There are other things I realize too.  When I first started training, I would be consumed by sadness when the trainings were over.   I know now that I fell in love with the people I met, over and over and saying goodbye was hard.  I still fall in love with people.  Not romantically (in general) but platonically in love because we’re living the same experience.  I have learned to embrace the sweetness of the leaving though.  I know I will see my tribe again, and if I don’t,  it wasn’t meant to continue.  How can I explain the shared journey?  If you have experienced this personally, I don’t need to explain.  There are fellow travelers that come in and out of our lives.  Some will stay longer than others.  The length of time we travel together is not as important as the experiences shared along the way.
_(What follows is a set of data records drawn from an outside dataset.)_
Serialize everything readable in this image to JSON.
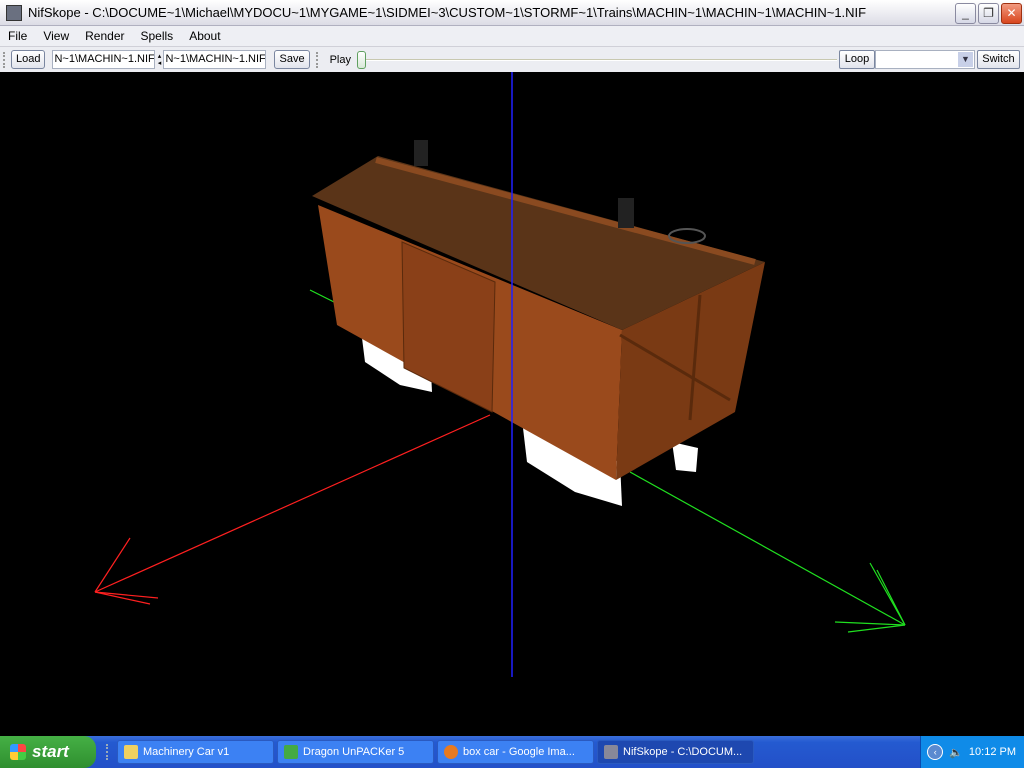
{
  "window": {
    "title": "NifSkope - C:\\DOCUME~1\\Michael\\MYDOCU~1\\MYGAME~1\\SIDMEI~3\\CUSTOM~1\\STORMF~1\\Trains\\MACHIN~1\\MACHIN~1\\MACHIN~1.NIF",
    "minimize": "_",
    "restore": "❐",
    "close": "✕"
  },
  "menu": [
    "File",
    "View",
    "Render",
    "Spells",
    "About"
  ],
  "toolbar": {
    "load": "Load",
    "load_path": "N~1\\MACHIN~1.NIF",
    "save_path": "N~1\\MACHIN~1.NIF",
    "save": "Save",
    "play": "Play",
    "animation_position": 0,
    "loop": "Loop",
    "sequence": "",
    "switch": "Switch"
  },
  "colors": {
    "x_axis": "#ff2020",
    "y_axis": "#20e020",
    "z_axis": "#2020ff",
    "background": "#000000"
  },
  "taskbar": {
    "start": "start",
    "tasks": [
      "Machinery Car v1",
      "Dragon UnPACKer 5",
      "box car - Google Ima...",
      "NifSkope - C:\\DOCUM..."
    ],
    "clock": "10:12 PM"
  }
}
Perhaps I am missing the company of my Kiehl’s family.  Even as I write this they are riding as a family through the mid section of the country, raising money and holy hell no doubt.  The Universe gifted me with the chance to become as one with people I would otherwise not ever have broken bread with.  Of course, me being me, I fell in love with all of this group of marvelous people out to rid the world of bad.  I love them still and have pangs of sorrow and envy as they spend sacred time together on another ride through life.  Yet I am with them as they have been with me despite separation of time and distance.   And I confess unabashedly, I have loved.

Most likely my current melancholy is rooted in feeling as if I have missed out on loving as of late.  That, my reader/friends, is a blatant lie.  I continue to fall in love with the souls I meet, the strangers I cross paths with, and that love encourages me, sustains me and, tonight, as I sit pondering the vastness of it all (philosophical over achiever that I am) I want nothing more than to reach out and love more.

I thank the universe that love rather than dread is what I contemplate on this beautiful late summer night, the cacophony of summer resonating around me.  I am not going back to school!!!  I can embrace the onset of fall and the impending changing of seasons.  I can anticipate, enjoy and slide happily into the next season.

No one here has got to save me from myself.